*** Records shown ***
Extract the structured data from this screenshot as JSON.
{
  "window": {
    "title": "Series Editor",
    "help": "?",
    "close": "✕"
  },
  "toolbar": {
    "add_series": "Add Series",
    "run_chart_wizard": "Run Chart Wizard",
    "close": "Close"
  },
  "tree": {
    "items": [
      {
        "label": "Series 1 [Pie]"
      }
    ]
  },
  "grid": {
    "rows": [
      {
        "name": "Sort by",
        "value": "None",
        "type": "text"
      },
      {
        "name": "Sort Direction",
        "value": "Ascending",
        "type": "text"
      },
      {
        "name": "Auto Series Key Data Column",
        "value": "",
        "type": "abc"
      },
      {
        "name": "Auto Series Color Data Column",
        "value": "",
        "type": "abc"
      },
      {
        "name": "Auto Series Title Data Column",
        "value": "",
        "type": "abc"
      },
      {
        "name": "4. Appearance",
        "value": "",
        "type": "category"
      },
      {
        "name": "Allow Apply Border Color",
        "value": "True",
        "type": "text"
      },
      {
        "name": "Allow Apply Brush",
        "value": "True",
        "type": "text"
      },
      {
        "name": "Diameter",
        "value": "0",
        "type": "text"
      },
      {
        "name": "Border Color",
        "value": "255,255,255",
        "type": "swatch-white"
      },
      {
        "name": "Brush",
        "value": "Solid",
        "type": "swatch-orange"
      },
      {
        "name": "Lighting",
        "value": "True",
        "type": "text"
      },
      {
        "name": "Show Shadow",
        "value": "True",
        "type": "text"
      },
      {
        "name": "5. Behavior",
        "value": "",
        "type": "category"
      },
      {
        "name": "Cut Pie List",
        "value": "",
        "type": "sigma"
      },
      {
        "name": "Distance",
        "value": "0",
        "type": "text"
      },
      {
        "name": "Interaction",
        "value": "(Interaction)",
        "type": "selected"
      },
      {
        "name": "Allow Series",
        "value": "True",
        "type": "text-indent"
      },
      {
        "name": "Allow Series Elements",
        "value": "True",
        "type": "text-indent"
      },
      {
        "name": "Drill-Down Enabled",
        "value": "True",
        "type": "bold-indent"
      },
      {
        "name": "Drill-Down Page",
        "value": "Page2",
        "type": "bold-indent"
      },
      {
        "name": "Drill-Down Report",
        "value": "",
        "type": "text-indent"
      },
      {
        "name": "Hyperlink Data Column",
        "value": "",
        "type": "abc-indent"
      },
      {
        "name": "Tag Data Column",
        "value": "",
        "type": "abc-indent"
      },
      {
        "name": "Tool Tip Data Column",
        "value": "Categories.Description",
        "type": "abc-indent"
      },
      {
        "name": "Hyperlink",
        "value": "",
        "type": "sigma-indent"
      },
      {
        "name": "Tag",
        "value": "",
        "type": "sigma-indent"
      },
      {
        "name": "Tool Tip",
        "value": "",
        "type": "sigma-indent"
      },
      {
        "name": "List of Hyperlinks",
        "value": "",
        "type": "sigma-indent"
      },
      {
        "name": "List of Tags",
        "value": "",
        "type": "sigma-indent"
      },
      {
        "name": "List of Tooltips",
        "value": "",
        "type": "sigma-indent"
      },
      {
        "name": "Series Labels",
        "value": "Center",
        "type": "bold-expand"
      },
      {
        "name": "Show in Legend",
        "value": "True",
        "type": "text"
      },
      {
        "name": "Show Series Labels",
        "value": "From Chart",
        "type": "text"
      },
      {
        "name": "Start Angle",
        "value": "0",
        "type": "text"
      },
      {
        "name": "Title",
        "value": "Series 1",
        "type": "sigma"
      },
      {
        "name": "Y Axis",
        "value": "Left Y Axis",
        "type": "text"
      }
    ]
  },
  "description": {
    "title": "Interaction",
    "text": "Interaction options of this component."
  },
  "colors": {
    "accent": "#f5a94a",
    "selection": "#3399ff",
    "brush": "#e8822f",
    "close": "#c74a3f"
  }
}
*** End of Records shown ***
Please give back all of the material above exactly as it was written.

Extract the structured data from this screenshot as JSON.
{
  "window": {
    "title": "Series Editor",
    "help": "?",
    "close": "✕"
  },
  "toolbar": {
    "add_series": "Add Series",
    "run_chart_wizard": "Run Chart Wizard",
    "close": "Close"
  },
  "tree": {
    "items": [
      {
        "label": "Series 1 [Pie]"
      }
    ]
  },
  "grid": {
    "rows": [
      {
        "name": "Sort by",
        "value": "None",
        "type": "text"
      },
      {
        "name": "Sort Direction",
        "value": "Ascending",
        "type": "text"
      },
      {
        "name": "Auto Series Key Data Column",
        "value": "",
        "type": "abc"
      },
      {
        "name": "Auto Series Color Data Column",
        "value": "",
        "type": "abc"
      },
      {
        "name": "Auto Series Title Data Column",
        "value": "",
        "type": "abc"
      },
      {
        "name": "4. Appearance",
        "value": "",
        "type": "category"
      },
      {
        "name": "Allow Apply Border Color",
        "value": "True",
        "type": "text"
      },
      {
        "name": "Allow Apply Brush",
        "value": "True",
        "type": "text"
      },
      {
        "name": "Diameter",
        "value": "0",
        "type": "text"
      },
      {
        "name": "Border Color",
        "value": "255,255,255",
        "type": "swatch-white"
      },
      {
        "name": "Brush",
        "value": "Solid",
        "type": "swatch-orange"
      },
      {
        "name": "Lighting",
        "value": "True",
        "type": "text"
      },
      {
        "name": "Show Shadow",
        "value": "True",
        "type": "text"
      },
      {
        "name": "5. Behavior",
        "value": "",
        "type": "category"
      },
      {
        "name": "Cut Pie List",
        "value": "",
        "type": "sigma"
      },
      {
        "name": "Distance",
        "value": "0",
        "type": "text"
      },
      {
        "name": "Interaction",
        "value": "(Interaction)",
        "type": "selected"
      },
      {
        "name": "Allow Series",
        "value": "True",
        "type": "text-indent"
      },
      {
        "name": "Allow Series Elements",
        "value": "True",
        "type": "text-indent"
      },
      {
        "name": "Drill-Down Enabled",
        "value": "True",
        "type": "bold-indent"
      },
      {
        "name": "Drill-Down Page",
        "value": "Page2",
        "type": "bold-indent"
      },
      {
        "name": "Drill-Down Report",
        "value": "",
        "type": "text-indent"
      },
      {
        "name": "Hyperlink Data Column",
        "value": "",
        "type": "abc-indent"
      },
      {
        "name": "Tag Data Column",
        "value": "",
        "type": "abc-indent"
      },
      {
        "name": "Tool Tip Data Column",
        "value": "Categories.Description",
        "type": "abc-indent"
      },
      {
        "name": "Hyperlink",
        "value": "",
        "type": "sigma-indent"
      },
      {
        "name": "Tag",
        "value": "",
        "type": "sigma-indent"
      },
      {
        "name": "Tool Tip",
        "value": "",
        "type": "sigma-indent"
      },
      {
        "name": "List of Hyperlinks",
        "value": "",
        "type": "sigma-indent"
      },
      {
        "name": "List of Tags",
        "value": "",
        "type": "sigma-indent"
      },
      {
        "name": "List of Tooltips",
        "value": "",
        "type": "sigma-indent"
      },
      {
        "name": "Series Labels",
        "value": "Center",
        "type": "bold-expand"
      },
      {
        "name": "Show in Legend",
        "value": "True",
        "type": "text"
      },
      {
        "name": "Show Series Labels",
        "value": "From Chart",
        "type": "text"
      },
      {
        "name": "Start Angle",
        "value": "0",
        "type": "text"
      },
      {
        "name": "Title",
        "value": "Series 1",
        "type": "sigma"
      },
      {
        "name": "Y Axis",
        "value": "Left Y Axis",
        "type": "text"
      }
    ]
  },
  "description": {
    "title": "Interaction",
    "text": "Interaction options of this component."
  },
  "colors": {
    "accent": "#f5a94a",
    "selection": "#3399ff",
    "brush": "#e8822f",
    "close": "#c74a3f"
  }
}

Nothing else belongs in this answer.